approximate factor analysis
default initial values
instrumental variable method
matching observed moments of exogenous variables
McDonald’s method (McDonald and Hartmann, 1992) method
ordinary least squares estimation
random number generation, if a seed is provided
two-stage least squares estimation
Although no methods for initial estimates are completely foolproof, the initial estimation methods provided by PROC CALIS behave reasonably well in most common applications.
With initial estimates, PROC CALIS will iterate the solutions so as to achieve the optimum solution as defined by the estimation criterion. This is a process known as optimization. Because numerical problems can occur in any optimization process, the CALIS procedure offers several optimization algorithms so that you can choose alternative algorithms when the one being used fails.

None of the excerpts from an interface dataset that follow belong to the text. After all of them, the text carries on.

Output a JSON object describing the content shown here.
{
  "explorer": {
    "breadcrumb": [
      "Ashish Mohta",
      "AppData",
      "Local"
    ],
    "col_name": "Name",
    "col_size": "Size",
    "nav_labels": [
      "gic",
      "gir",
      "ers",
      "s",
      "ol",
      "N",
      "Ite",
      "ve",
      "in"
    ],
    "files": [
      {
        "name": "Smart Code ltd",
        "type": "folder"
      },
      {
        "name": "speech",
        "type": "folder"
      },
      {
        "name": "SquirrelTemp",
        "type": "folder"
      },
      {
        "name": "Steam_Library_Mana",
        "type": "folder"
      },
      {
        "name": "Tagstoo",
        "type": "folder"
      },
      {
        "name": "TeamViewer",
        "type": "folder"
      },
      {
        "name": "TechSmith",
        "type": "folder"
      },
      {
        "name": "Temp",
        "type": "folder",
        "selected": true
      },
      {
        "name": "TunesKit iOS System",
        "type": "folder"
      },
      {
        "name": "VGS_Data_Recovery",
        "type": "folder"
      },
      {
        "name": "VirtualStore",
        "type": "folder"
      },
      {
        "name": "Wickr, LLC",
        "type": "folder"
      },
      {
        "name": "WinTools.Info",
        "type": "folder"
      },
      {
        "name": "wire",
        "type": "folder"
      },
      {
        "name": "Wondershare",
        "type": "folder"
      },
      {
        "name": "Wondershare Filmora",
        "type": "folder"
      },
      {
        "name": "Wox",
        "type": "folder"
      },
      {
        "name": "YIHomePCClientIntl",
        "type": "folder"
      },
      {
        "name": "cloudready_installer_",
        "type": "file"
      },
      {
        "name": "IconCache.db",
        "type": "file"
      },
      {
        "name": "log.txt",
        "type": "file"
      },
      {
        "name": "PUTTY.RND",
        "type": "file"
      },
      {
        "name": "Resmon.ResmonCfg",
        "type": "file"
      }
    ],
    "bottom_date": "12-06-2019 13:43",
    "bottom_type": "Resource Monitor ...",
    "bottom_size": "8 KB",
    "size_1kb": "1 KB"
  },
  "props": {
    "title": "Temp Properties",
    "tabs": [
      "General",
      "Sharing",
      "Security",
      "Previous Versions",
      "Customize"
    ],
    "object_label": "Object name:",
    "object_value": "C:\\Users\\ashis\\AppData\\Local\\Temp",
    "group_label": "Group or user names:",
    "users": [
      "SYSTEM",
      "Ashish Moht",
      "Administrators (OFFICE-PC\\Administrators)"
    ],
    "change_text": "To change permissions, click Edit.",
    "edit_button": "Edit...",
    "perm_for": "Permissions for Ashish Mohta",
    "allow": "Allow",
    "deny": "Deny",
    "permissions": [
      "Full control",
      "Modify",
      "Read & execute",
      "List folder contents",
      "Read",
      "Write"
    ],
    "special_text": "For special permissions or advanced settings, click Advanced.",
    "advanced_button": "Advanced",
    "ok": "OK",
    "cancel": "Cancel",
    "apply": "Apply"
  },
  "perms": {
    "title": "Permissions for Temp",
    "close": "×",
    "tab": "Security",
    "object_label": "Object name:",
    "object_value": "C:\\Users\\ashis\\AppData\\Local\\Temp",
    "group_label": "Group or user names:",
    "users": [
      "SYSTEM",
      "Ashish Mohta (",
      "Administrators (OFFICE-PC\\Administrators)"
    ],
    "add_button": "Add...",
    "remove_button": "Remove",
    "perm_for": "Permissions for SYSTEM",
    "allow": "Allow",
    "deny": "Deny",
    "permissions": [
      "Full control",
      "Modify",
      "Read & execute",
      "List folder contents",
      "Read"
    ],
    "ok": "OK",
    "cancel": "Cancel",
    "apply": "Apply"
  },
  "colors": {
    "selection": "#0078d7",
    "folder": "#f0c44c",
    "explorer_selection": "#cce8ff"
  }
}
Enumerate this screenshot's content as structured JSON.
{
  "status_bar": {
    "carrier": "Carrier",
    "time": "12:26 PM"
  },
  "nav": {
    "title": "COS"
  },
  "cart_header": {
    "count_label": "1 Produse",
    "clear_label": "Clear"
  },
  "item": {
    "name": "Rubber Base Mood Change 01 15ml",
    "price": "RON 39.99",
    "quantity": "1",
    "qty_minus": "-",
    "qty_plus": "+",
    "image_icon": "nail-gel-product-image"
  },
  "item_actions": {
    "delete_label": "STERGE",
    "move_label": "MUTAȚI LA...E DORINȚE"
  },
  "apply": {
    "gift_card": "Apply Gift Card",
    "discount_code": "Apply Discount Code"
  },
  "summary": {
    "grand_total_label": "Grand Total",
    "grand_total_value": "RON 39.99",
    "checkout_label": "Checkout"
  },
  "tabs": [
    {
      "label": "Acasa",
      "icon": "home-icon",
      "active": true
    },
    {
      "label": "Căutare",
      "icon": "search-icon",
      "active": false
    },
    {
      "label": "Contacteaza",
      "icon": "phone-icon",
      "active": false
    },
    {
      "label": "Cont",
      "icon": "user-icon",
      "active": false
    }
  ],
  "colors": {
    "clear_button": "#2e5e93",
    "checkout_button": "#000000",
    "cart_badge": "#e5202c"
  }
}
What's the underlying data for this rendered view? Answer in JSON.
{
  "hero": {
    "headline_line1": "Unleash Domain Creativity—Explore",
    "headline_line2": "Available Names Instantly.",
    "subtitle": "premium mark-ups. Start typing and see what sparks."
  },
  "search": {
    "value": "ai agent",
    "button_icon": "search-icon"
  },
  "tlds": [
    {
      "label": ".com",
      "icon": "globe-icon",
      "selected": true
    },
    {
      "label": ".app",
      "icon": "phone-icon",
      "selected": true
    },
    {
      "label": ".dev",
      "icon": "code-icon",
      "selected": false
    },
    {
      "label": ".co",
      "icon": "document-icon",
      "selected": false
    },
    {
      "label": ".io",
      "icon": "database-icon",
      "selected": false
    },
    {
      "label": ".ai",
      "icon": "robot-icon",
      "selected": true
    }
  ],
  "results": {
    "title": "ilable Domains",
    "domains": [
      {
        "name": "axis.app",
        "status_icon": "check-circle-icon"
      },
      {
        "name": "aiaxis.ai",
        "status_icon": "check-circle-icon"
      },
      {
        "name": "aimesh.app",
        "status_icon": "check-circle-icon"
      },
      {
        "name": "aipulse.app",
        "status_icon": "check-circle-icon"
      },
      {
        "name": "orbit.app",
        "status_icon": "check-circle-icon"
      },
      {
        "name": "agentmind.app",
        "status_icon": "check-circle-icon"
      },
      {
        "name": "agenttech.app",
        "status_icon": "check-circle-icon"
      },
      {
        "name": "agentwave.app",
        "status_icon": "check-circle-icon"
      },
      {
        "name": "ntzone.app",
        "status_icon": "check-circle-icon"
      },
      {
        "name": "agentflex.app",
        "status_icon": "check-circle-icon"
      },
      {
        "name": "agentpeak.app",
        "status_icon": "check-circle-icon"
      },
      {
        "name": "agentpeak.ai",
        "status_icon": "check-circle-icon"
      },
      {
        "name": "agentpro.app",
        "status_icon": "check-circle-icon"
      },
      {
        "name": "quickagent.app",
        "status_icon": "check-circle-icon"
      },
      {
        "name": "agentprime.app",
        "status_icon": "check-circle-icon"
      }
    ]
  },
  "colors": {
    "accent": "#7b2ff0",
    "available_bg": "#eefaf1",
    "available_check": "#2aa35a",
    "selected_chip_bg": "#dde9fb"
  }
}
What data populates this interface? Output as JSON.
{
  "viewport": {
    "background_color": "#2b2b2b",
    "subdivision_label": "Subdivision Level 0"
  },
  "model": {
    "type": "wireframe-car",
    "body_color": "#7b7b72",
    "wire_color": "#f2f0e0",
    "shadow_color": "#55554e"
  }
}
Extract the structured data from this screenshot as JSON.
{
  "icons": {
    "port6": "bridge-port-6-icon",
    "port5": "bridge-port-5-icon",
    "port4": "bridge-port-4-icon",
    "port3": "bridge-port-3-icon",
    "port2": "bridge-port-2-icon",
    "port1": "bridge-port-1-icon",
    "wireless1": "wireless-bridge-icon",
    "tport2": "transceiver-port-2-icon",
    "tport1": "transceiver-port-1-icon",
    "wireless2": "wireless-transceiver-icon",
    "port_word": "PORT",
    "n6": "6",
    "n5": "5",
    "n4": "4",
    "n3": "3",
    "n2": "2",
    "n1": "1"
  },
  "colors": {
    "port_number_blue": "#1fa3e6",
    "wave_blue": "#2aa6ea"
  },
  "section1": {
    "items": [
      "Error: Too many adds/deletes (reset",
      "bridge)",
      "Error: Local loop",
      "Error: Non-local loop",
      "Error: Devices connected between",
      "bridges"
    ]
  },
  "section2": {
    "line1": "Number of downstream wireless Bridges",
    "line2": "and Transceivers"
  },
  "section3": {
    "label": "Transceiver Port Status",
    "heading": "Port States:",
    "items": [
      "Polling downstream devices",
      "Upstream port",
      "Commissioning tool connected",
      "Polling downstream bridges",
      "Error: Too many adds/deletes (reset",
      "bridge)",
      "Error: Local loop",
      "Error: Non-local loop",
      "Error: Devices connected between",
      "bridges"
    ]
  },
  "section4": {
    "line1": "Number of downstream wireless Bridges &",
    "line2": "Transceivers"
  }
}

The following optimization algorithms are supported in PROC CALIS:
Levenberg-Marquardt algorithm (Moré, 1978)
trust-region algorithm (Gay, 1983)
Newton-Raphson algorithm with line search
ridge-stabilized Newton-Raphson algorithm
various quasi-Newton and dual quasi-Newton algorithms: Broyden-Fletcher-Goldfarb-Shanno and Davidon-Fletcher-Powell, including a sequential quadratic programming algorithm for processing nonlinear equality and inequality constraints
various conjugate gradient algorithms: automatic restart algorithm of Powell (1977), Fletcher-Reeves, Polak-Ribiere, and conjugate descent algorithm of Fletcher (1980)
iteratively reweighted least squares for robust estimation
In addition to the ability to save output tables as data sets by using the ODS OUTPUT statement, PROC CALIS supports the following types of output data sets so that you can save your analysis results for later use:
OUTEST= data sets for storing parameter estimates and their covariance estimates
OUTFIT= data sets for storing fit indices and some pertinent modeling information
OUTMODEL= data sets for storing model specifications and final estimates
OUTSTAT= data sets for storing descriptive statistics, robust covariances and means, residuals, predicted moments, and latent variable scores regression coefficients
OUTWGT= data sets for storing the weight matrices used in the modeling
The OUTEST=, OUTMODEL=, and OUTWGT= data sets can be used as input data sets for subsequent analyses. That is, in addition to the input data provided by the DATA= option, PROC CALIS supports the following input data sets for various purposes in the analysis:
INEST= data sets for providing initial parameter estimates. An INEST= data set could be an OUTEST= data set created from a previous analysis.
INMODEL= data sets for providing model specifications and initial estimates. An INMODEL= data set could be an OUTMODEL= data set created from a previous analysis.
INWGT= data sets for providing the weight matrices. An INWGT= data set could be an OUTWGT= data set created from a previous analysis.
The CALIS procedure uses ODS Graphics to create high-quality graphs as part of its output. You can produce the following graphical output by specifying the PLOTS= option or the PATHDIAGRAM statement:
histogram for mean, covariance, or correlation residuals
histogram for case-level residual M-distances
case-level residual diagnostic plots such as residual by leverage plot, residual by predicted plot, PP-plot, and QQ-plot
path diagram for initial model specification, unstandardized solution, or standardized solution
See Chapter 21: Statistical Graphics Using ODS, for general information about ODS Graphics. See the section ODS Graphics and the PLOTS= option for specific information about the statistical graphics available with the CALIS procedure. For more information about producing customized path diagrams, see the options of the PATHDIAGRAM statement.